In the entries below, find the lines with the word "this" and copy them.

Data records for software interfaces
===============
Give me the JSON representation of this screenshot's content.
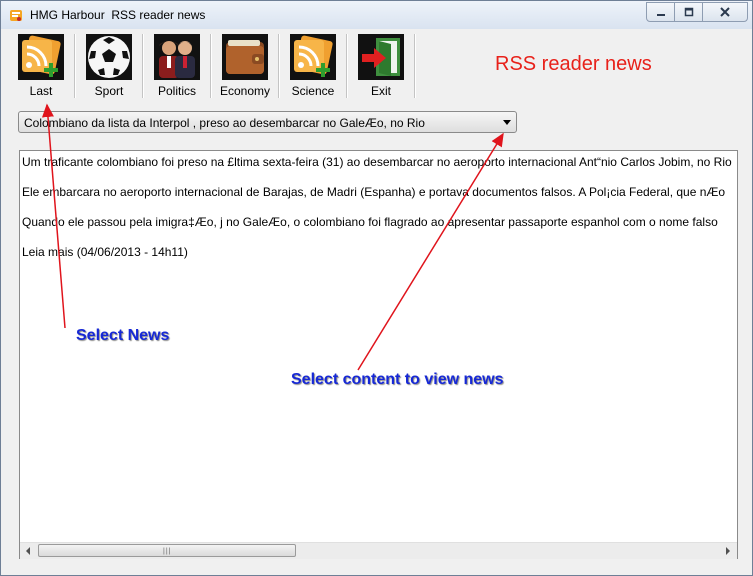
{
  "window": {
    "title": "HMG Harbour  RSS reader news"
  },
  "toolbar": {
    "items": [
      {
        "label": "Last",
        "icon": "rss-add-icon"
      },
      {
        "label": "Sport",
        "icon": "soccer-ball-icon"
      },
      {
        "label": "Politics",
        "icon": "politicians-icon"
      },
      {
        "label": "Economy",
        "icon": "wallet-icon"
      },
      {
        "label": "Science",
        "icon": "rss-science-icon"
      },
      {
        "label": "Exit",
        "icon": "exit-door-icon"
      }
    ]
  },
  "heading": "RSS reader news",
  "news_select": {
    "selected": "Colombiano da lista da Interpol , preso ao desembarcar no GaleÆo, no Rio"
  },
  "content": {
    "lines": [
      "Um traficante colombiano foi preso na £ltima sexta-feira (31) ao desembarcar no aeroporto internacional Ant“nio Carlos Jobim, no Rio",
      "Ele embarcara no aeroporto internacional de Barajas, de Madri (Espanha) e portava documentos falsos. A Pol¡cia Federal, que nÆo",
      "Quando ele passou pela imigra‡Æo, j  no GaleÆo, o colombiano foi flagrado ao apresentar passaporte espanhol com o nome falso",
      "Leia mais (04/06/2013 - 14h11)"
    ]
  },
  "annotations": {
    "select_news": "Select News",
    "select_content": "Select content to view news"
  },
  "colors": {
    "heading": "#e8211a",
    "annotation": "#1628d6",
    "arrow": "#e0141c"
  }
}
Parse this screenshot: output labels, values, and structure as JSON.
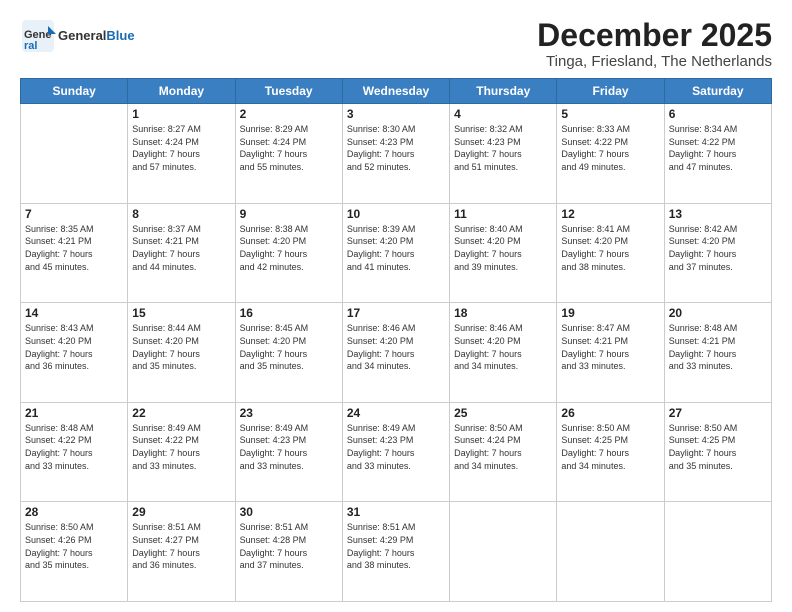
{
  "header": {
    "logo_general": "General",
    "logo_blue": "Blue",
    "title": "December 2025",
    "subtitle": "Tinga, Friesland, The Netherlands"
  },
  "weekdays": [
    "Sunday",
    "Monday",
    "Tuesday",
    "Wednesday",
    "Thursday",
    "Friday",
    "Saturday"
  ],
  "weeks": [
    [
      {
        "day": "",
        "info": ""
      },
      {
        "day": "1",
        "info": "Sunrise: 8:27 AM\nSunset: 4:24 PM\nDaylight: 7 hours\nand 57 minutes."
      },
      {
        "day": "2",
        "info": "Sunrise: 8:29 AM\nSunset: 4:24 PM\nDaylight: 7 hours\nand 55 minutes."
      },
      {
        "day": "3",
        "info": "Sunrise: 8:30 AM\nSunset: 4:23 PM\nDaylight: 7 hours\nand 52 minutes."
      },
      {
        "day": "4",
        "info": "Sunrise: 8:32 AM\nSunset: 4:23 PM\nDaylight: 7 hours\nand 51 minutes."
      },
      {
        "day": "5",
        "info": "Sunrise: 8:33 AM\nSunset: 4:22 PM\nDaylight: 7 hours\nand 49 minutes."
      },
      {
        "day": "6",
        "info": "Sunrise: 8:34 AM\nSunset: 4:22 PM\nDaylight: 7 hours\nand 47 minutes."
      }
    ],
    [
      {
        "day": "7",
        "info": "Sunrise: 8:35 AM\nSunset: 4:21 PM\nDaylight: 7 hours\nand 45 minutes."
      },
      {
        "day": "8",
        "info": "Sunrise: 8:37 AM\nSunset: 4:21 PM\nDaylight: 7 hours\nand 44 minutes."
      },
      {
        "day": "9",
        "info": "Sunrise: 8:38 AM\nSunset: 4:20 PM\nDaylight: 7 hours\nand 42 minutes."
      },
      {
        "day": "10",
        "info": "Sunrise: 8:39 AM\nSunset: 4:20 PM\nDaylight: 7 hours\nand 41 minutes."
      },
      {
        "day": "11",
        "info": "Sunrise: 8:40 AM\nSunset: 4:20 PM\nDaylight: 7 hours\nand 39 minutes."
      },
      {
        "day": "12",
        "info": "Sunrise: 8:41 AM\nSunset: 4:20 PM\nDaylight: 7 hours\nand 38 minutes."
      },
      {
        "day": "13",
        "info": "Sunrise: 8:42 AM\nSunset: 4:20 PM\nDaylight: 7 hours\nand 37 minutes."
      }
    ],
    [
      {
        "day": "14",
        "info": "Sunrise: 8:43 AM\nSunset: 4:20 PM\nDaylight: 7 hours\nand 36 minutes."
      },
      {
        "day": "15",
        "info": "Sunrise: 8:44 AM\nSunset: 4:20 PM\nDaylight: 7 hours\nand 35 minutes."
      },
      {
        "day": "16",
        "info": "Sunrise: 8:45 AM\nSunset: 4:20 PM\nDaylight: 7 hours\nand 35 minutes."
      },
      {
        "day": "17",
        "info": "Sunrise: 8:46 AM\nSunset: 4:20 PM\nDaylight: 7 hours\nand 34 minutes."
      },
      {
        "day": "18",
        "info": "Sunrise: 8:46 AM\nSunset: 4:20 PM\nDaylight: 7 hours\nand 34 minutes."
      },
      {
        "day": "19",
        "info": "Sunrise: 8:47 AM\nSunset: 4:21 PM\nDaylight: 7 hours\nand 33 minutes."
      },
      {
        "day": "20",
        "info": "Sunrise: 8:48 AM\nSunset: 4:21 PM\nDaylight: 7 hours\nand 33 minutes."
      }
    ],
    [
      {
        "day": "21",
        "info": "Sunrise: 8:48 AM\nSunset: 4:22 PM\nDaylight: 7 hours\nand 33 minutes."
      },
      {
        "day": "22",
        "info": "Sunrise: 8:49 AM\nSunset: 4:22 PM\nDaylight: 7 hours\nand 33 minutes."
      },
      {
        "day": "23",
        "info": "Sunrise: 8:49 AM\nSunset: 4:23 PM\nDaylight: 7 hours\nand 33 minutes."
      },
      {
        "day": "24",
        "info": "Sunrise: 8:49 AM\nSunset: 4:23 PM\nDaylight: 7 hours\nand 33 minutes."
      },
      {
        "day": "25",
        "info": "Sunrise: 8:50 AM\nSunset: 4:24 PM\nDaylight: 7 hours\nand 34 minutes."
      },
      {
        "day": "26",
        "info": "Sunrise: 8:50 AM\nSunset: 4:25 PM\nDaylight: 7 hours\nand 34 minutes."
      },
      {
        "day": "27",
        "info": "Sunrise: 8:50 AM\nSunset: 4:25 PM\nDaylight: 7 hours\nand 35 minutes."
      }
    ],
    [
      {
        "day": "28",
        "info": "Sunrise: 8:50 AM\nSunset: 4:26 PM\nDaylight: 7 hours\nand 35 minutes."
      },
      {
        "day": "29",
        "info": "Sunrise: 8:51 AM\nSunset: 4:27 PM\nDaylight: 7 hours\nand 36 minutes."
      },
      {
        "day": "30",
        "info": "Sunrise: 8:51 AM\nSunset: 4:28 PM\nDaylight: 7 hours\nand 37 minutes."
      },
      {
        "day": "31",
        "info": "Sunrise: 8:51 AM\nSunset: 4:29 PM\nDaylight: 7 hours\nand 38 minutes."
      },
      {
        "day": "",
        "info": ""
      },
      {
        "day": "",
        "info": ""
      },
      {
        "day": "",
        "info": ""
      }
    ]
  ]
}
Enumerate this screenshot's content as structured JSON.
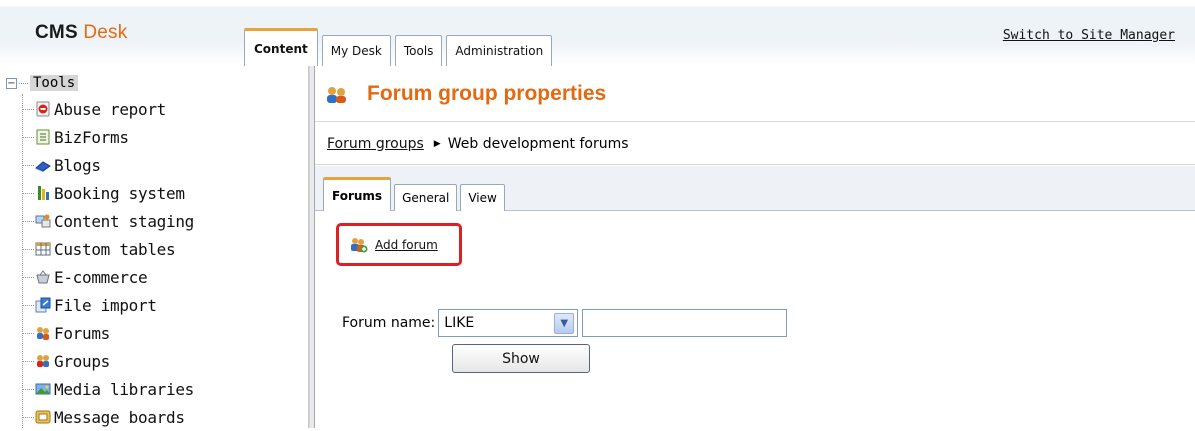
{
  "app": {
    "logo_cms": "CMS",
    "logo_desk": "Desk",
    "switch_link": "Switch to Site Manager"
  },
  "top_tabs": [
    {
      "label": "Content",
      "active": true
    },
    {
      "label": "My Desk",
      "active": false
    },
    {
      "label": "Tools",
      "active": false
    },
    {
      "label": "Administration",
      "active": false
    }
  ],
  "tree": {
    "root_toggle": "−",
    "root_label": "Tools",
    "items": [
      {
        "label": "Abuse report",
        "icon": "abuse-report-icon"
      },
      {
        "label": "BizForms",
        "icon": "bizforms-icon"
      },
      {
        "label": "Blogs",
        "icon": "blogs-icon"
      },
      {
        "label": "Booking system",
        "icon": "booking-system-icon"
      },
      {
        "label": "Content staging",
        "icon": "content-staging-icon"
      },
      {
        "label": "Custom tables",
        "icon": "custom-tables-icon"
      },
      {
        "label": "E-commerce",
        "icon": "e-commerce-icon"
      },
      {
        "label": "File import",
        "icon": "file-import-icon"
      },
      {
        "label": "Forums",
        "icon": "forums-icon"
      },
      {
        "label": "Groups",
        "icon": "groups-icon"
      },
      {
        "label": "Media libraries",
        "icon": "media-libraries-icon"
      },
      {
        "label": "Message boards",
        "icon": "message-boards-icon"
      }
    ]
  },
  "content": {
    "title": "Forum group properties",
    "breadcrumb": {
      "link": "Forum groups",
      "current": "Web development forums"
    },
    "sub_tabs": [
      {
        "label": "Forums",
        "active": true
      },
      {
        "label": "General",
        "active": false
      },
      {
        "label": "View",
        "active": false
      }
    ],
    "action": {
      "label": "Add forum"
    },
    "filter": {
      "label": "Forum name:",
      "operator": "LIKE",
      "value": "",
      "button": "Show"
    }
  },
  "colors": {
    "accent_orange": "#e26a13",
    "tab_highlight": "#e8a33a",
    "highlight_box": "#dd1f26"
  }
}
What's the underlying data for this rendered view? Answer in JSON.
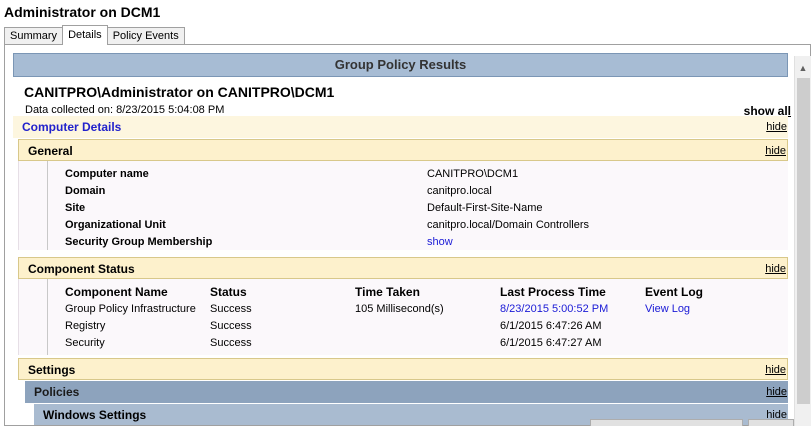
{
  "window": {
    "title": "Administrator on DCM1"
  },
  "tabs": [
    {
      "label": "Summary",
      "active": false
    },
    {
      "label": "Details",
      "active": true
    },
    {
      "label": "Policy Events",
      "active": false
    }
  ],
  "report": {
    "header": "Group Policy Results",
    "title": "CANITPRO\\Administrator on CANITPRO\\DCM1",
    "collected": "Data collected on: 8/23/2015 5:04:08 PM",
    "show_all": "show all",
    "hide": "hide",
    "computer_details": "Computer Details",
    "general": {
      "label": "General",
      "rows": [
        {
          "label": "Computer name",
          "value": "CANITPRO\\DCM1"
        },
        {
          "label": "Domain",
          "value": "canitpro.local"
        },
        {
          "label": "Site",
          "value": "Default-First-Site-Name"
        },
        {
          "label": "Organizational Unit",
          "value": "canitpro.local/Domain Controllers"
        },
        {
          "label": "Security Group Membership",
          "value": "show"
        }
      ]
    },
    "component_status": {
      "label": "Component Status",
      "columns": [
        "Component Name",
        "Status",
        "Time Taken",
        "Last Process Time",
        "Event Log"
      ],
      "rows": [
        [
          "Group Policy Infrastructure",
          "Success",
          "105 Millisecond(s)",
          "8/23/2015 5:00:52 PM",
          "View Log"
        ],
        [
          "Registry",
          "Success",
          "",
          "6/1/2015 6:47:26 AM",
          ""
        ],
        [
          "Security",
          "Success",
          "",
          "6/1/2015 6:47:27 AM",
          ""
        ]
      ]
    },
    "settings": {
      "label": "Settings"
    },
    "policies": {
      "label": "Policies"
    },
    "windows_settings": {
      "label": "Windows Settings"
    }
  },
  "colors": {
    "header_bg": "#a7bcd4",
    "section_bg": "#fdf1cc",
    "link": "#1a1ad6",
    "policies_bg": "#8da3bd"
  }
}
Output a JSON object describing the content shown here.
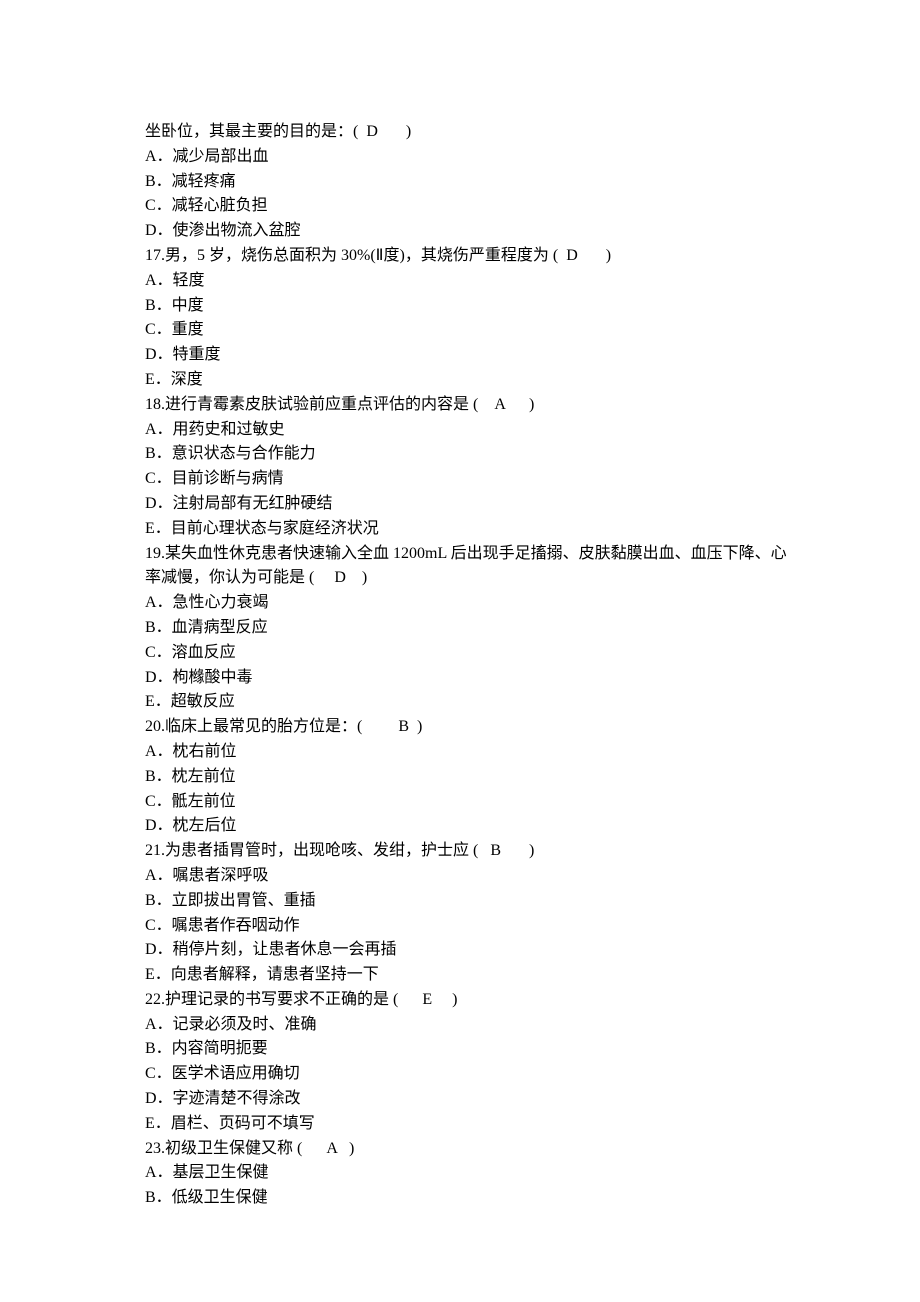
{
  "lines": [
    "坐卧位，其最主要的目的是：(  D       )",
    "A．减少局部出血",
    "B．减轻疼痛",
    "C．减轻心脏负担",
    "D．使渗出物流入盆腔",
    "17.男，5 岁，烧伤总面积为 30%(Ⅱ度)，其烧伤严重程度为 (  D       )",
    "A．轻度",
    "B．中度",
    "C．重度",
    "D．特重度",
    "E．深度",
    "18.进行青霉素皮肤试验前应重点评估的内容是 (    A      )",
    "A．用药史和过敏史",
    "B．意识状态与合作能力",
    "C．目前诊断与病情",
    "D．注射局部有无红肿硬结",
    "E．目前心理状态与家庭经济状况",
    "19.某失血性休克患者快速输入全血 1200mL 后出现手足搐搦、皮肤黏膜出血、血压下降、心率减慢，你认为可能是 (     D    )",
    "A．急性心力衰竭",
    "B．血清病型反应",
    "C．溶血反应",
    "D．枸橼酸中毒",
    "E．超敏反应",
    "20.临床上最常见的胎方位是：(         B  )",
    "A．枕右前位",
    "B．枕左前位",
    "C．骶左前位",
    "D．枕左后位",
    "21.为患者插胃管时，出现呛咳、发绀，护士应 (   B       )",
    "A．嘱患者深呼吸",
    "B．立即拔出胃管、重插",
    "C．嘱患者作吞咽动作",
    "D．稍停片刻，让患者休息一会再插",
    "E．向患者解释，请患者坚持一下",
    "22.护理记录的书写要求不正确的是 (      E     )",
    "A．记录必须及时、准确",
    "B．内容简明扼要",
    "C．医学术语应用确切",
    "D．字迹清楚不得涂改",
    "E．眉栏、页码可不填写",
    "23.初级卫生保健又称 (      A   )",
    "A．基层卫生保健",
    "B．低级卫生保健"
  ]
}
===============
EXERCISE RESULT
Give me the JSON representation of this screenshot's content.
Parse this screenshot: output labels, values, and structure as JSON.
Enumerate this screenshot's content as structured JSON.
What's the underlying data for this rendered view? Answer in JSON.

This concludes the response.